Going Long and Going Short

It is easiest to explain spread betting using an example:

The FTSE 100 is trading at 4522-4524. This means that you can 'buy' (bet on the FTSE going up) at 4524. Or you can 'sell' (bet on the FTSE going down) at 4522. This quote has a spread of 2 points because the difference between the bid (the price at which you can sell) and the offer (the price at which you can buy) is 2 points.

If the FTSE rises by 40 points:

If the FTSE falls by 40 points:

Opening price


Opening price


Closing price


Closing price


No. points profit


No. points loss


Stake per point


Stake per point


Profit (40 x £5)


Loss (40 x £5)


This difference between the buy and sell price, referred to as a spread is how the spread betting firm makes a profit. So for instance, if the current value of the FTSE is 4524 then a spread betting firm might quote a spread of 4523/4525. Then, were you to buy the FTSE £1 per point at 4525 you would instantly register a running loss of £2 as 4523 would be the price that you could sell back at. From then on, for every 1 point change in the quotation, your profit or loss would fluctuate by £1. Different spread betting firms offer different spreads on each product.

Want a fully functional demo account to continue practicing?
If so, feel free to create a simulator account at Ayondo

Test your Knowledge with our Interactive Spread Betting Simulator - Input a Stake Amount in the 'Box', click on 'Trade', choose whether to BUY (GO LONG) or SELL (GO SHORT) and move the slider to see how much money you stand to make (or lose!) per point movement.

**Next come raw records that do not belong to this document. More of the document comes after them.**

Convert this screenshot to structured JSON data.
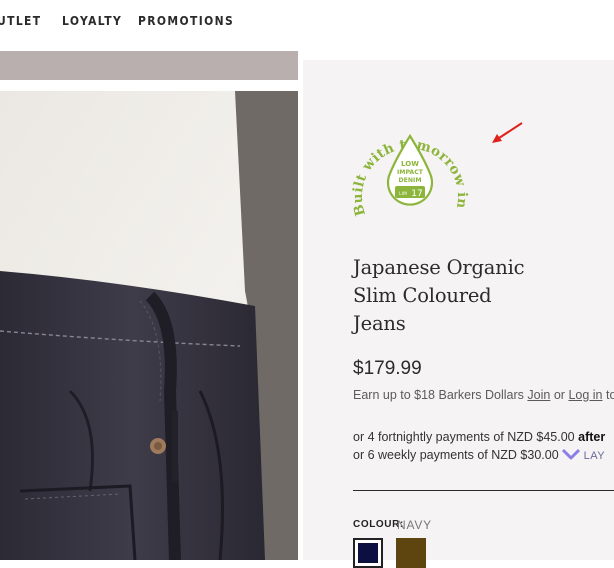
{
  "nav": {
    "items": [
      "UTLET",
      "LOYALTY",
      "PROMOTIONS"
    ]
  },
  "badge": {
    "arc_text": "Built with tomorrow in mind",
    "line1": "LOW",
    "line2": "IMPACT",
    "line3": "DENIM",
    "score_prefix": "LIM",
    "score": "17",
    "color": "#8db53c"
  },
  "product": {
    "title_lines": [
      "Japanese Organic",
      "Slim Coloured",
      "Jeans"
    ],
    "price": "$179.99",
    "earn_text": "Earn up to $18 Barkers Dollars",
    "join_label": "Join",
    "or_label": "or",
    "login_label": "Log in",
    "trailing": "to",
    "afterpay_text": "or 4 fortnightly payments of NZD $45.00",
    "afterpay_brand": "after",
    "laybuy_text": "or 6 weekly payments of NZD $30.00",
    "laybuy_brand": "LAY"
  },
  "colour": {
    "label": "COLOUR:",
    "value": "NAVY",
    "swatches": [
      {
        "name": "navy",
        "color": "#0b1040",
        "selected": true
      },
      {
        "name": "brown",
        "color": "#5e4510",
        "selected": false
      }
    ]
  }
}
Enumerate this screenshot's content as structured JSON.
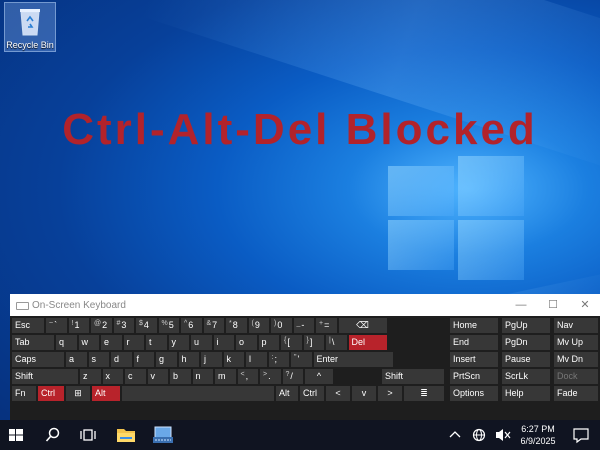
{
  "desktop": {
    "recycle_bin_label": "Recycle Bin",
    "banner_text": "Ctrl-Alt-Del Blocked"
  },
  "osk": {
    "title": "On-Screen Keyboard",
    "controls": {
      "minimize": "—",
      "maximize": "☐",
      "close": "✕"
    }
  },
  "keys": {
    "esc": "Esc",
    "num_row": [
      {
        "shift": "~",
        "main": "`"
      },
      {
        "shift": "!",
        "main": "1"
      },
      {
        "shift": "@",
        "main": "2"
      },
      {
        "shift": "#",
        "main": "3"
      },
      {
        "shift": "$",
        "main": "4"
      },
      {
        "shift": "%",
        "main": "5"
      },
      {
        "shift": "^",
        "main": "6"
      },
      {
        "shift": "&",
        "main": "7"
      },
      {
        "shift": "*",
        "main": "8"
      },
      {
        "shift": "(",
        "main": "9"
      },
      {
        "shift": ")",
        "main": "0"
      },
      {
        "shift": "_",
        "main": "-"
      },
      {
        "shift": "+",
        "main": "="
      }
    ],
    "backspace": "⌫",
    "tab": "Tab",
    "row_q": [
      "q",
      "w",
      "e",
      "r",
      "t",
      "y",
      "u",
      "i",
      "o",
      "p"
    ],
    "row_q_brackets": [
      {
        "shift": "{",
        "main": "["
      },
      {
        "shift": "}",
        "main": "]"
      },
      {
        "shift": "|",
        "main": "\\"
      }
    ],
    "del": "Del",
    "caps": "Caps",
    "row_a": [
      "a",
      "s",
      "d",
      "f",
      "g",
      "h",
      "j",
      "k",
      "l"
    ],
    "row_a_punct": [
      {
        "shift": ":",
        "main": ";"
      },
      {
        "shift": "\"",
        "main": "'"
      }
    ],
    "enter": "Enter",
    "shift_left": "Shift",
    "row_z": [
      "z",
      "x",
      "c",
      "v",
      "b",
      "n",
      "m"
    ],
    "row_z_punct": [
      {
        "shift": "<",
        "main": ","
      },
      {
        "shift": ">",
        "main": "."
      },
      {
        "shift": "?",
        "main": "/"
      }
    ],
    "up_arrow": "^",
    "shift_right": "Shift",
    "fn": "Fn",
    "ctrl_left": "Ctrl",
    "win": "⊞",
    "alt_left": "Alt",
    "alt_right": "Alt",
    "ctrl_right": "Ctrl",
    "left_arrow": "<",
    "down_arrow": "v",
    "right_arrow": ">",
    "menu_icon": "≣",
    "nav_block": [
      [
        "Home",
        "PgUp",
        "Nav"
      ],
      [
        "End",
        "PgDn",
        "Mv Up"
      ],
      [
        "Insert",
        "Pause",
        "Mv Dn"
      ],
      [
        "PrtScn",
        "ScrLk",
        "Dock"
      ],
      [
        "Options",
        "Help",
        "Fade"
      ]
    ]
  },
  "taskbar": {
    "time": "6:27 PM",
    "date": "6/9/2025"
  },
  "colors": {
    "accent_red": "#b8232b",
    "banner_red": "#b2232b",
    "key_bg": "#373737",
    "taskbar_bg": "#101421"
  }
}
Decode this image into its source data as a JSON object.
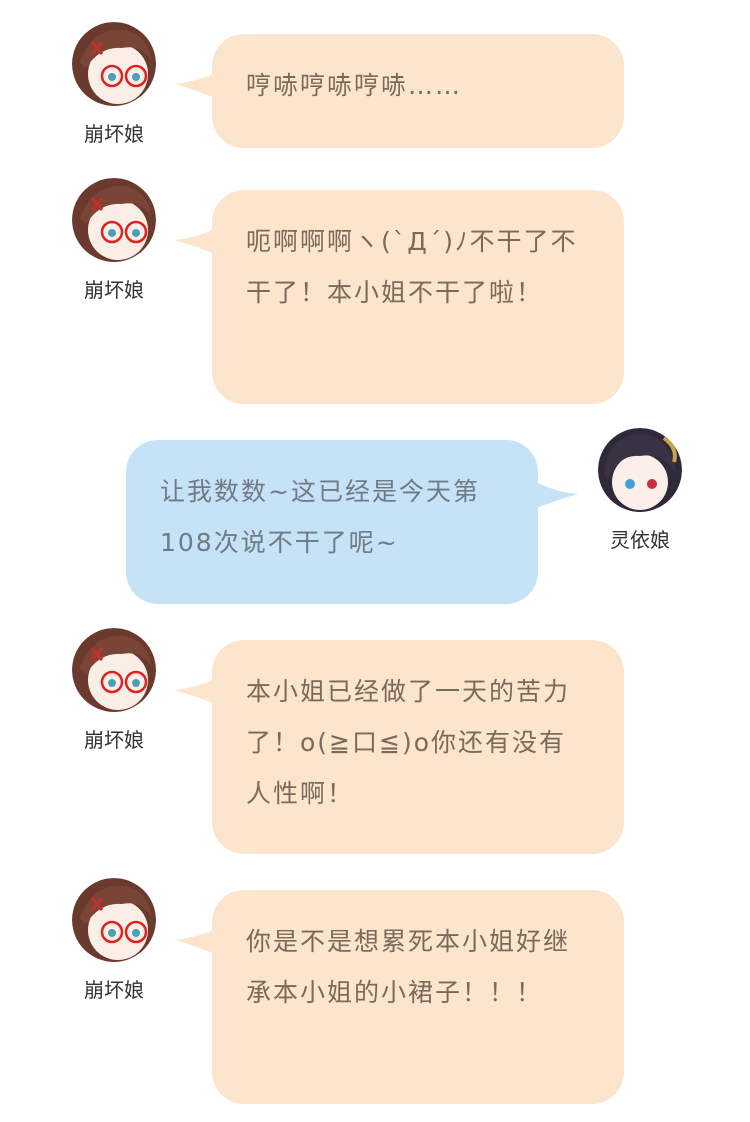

Remember that you can buy (go long) if you expect prices to rise or sell (go short) if you think prices will go down and that the more right you are the more you win. This is just one of the factors that makes spread betting very attractive. Spread betting is becoming very popular in the UK as people can start with a small account which can be as little as £500 and it is great for traders who want to get in and out of a trade quickly as the costs per transaction are low compared to traditional share dealing.